Stored records:
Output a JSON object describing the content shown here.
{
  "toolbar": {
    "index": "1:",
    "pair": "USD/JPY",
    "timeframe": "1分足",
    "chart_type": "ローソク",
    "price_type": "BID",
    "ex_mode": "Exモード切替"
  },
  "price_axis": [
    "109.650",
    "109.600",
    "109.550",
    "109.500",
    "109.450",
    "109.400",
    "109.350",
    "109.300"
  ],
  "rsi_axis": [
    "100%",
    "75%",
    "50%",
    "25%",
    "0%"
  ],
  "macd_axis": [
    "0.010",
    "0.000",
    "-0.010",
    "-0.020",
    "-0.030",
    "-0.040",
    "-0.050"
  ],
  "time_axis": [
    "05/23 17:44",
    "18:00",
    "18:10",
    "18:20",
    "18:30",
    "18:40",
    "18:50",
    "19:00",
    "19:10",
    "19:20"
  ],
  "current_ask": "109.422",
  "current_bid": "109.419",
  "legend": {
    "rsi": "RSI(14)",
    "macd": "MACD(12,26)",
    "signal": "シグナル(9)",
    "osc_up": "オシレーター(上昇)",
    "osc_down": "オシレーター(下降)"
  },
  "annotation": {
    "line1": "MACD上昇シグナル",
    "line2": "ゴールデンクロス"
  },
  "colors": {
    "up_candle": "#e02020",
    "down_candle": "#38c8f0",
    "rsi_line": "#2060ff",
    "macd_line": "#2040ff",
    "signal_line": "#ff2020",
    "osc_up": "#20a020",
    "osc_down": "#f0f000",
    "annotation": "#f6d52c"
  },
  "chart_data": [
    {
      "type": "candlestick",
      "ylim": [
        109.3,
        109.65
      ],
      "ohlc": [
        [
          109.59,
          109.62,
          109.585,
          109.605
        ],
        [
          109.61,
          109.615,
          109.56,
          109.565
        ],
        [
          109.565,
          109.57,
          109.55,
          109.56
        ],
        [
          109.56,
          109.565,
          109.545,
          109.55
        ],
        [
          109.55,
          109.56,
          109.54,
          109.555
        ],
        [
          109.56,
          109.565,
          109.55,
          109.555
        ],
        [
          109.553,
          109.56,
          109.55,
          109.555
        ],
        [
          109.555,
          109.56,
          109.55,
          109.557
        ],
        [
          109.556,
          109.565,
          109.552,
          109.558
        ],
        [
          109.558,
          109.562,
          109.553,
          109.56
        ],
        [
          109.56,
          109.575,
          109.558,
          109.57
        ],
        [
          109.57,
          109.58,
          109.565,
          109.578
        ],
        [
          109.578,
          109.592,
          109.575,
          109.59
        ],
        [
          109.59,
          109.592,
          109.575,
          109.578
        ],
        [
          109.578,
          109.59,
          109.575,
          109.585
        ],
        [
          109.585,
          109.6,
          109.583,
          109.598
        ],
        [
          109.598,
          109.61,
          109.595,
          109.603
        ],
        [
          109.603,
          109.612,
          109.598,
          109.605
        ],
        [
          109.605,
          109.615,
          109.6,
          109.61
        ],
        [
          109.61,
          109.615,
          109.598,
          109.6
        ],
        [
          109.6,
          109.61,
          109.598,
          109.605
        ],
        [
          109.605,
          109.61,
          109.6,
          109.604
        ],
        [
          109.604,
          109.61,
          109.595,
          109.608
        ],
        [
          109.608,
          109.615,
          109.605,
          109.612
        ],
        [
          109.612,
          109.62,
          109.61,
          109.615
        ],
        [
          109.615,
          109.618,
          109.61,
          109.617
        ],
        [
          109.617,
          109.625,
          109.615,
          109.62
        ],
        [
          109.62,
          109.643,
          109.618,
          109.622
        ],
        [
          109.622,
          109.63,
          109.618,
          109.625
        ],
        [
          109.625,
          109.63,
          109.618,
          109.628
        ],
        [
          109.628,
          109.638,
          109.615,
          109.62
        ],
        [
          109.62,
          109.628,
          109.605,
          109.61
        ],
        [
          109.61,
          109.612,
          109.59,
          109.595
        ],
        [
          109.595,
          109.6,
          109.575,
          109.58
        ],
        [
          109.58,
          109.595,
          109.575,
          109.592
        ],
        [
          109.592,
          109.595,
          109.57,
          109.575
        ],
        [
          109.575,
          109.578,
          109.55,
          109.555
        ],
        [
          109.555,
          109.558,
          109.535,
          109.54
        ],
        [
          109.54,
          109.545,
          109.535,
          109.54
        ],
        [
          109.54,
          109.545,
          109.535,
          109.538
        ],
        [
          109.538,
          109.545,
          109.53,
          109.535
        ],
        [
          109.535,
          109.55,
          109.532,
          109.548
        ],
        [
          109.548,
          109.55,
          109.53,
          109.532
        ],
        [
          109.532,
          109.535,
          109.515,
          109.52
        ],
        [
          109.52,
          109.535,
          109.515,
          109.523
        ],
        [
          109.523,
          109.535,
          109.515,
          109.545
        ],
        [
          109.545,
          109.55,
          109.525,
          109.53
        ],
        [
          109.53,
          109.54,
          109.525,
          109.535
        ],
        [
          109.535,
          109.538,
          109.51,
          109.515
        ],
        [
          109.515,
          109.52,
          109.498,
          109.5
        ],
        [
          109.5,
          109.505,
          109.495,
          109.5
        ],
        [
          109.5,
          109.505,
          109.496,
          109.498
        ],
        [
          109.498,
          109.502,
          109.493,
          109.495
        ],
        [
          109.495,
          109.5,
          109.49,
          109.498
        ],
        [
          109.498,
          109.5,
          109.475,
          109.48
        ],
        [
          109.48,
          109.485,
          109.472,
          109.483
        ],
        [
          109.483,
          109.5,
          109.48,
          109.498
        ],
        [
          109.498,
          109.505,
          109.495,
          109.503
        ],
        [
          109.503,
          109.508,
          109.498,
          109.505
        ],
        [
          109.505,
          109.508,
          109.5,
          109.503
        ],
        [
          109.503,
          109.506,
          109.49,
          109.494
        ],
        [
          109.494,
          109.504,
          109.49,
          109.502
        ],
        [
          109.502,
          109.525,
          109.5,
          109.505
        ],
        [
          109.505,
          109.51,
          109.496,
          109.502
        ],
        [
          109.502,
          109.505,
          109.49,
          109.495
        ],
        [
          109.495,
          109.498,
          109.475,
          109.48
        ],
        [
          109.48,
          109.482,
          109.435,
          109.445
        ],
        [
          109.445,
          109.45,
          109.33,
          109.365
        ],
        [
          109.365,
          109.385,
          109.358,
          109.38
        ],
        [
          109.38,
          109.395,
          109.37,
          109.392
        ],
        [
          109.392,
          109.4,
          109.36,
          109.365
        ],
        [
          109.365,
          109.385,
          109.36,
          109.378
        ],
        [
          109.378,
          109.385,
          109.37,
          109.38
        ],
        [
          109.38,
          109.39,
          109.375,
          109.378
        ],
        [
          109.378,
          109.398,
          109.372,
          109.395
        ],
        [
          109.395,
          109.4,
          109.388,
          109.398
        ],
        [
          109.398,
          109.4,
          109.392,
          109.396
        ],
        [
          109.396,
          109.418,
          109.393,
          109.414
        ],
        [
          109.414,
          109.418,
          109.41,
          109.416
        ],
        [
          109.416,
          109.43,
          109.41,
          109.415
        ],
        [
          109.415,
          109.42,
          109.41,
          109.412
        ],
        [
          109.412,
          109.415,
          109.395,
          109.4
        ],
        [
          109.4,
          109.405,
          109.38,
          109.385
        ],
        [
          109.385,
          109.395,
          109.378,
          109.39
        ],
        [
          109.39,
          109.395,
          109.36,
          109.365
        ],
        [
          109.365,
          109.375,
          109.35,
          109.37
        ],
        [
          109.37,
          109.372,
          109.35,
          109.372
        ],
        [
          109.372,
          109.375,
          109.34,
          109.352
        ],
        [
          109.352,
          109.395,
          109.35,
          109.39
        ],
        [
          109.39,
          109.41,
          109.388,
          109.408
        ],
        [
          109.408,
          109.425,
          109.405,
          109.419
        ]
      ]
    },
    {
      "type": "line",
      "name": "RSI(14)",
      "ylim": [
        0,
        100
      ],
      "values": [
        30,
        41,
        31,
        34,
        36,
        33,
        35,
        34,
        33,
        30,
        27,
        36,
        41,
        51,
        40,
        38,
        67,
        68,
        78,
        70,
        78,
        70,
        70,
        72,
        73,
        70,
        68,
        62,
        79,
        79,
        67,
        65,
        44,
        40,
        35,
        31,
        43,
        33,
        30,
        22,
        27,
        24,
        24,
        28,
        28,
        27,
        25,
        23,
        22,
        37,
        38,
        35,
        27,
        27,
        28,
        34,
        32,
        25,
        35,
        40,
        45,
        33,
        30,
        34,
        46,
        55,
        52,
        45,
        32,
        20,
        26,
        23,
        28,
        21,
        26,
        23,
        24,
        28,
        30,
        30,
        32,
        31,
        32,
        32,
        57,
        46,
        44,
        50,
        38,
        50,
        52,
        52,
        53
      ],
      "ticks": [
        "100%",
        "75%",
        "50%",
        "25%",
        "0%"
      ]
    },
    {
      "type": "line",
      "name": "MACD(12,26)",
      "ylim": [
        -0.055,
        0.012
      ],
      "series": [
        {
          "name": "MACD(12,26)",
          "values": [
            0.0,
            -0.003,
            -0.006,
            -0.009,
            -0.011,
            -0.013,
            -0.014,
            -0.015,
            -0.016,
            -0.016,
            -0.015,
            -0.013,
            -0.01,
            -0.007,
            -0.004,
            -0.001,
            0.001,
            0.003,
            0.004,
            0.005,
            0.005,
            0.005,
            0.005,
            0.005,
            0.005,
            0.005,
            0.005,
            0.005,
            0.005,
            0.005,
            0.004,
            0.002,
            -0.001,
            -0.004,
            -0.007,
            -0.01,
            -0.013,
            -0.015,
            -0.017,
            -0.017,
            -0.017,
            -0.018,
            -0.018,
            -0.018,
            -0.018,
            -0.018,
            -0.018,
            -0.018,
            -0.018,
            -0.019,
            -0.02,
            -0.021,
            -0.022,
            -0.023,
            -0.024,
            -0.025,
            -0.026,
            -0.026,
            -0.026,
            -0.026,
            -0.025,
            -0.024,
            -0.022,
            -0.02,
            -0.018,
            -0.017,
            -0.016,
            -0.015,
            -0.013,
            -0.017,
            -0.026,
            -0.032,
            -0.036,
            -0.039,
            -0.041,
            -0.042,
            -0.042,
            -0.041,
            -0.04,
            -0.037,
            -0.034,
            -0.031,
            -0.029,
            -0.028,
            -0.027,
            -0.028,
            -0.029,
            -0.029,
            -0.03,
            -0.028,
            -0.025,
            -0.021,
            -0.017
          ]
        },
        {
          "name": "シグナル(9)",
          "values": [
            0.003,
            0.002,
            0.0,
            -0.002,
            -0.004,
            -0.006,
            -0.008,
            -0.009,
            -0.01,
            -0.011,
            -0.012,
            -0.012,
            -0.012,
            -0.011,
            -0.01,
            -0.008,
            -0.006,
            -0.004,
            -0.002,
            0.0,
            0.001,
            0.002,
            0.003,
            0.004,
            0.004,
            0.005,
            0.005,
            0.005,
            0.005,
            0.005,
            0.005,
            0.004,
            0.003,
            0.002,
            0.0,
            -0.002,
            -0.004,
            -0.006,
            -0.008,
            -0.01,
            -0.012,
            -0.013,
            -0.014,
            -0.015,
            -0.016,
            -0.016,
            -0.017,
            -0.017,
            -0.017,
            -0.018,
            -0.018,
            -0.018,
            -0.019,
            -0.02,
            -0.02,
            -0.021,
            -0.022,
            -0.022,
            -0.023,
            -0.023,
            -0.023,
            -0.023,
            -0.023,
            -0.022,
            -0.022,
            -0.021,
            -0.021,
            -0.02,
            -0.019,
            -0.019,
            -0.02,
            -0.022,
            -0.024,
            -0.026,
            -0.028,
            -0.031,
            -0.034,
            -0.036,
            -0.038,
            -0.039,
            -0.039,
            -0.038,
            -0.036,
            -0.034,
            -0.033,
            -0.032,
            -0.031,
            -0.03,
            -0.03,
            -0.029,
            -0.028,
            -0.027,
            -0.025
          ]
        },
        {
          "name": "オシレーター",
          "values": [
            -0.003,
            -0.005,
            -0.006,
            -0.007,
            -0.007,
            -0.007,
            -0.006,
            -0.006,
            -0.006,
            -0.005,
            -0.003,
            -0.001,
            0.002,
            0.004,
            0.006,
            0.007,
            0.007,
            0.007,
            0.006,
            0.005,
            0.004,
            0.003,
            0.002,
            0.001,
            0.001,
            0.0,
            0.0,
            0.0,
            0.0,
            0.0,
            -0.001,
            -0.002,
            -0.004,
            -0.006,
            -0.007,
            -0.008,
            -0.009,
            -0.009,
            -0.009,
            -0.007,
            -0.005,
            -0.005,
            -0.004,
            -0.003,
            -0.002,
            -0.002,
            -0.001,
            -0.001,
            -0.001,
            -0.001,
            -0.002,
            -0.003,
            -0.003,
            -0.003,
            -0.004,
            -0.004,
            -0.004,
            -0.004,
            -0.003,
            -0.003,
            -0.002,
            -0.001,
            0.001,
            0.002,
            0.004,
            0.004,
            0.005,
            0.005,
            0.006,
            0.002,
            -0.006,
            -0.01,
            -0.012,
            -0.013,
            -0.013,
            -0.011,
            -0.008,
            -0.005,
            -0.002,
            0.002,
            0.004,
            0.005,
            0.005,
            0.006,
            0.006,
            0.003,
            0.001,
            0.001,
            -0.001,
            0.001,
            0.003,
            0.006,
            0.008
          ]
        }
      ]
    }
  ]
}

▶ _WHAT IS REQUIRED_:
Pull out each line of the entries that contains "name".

▶ _EXERCISE OUTPUT_:
      "name": "RSI(14)",
      "name": "MACD(12,26)",
          "name": "MACD(12,26)",
          "name": "シグナル(9)",
          "name": "オシレーター",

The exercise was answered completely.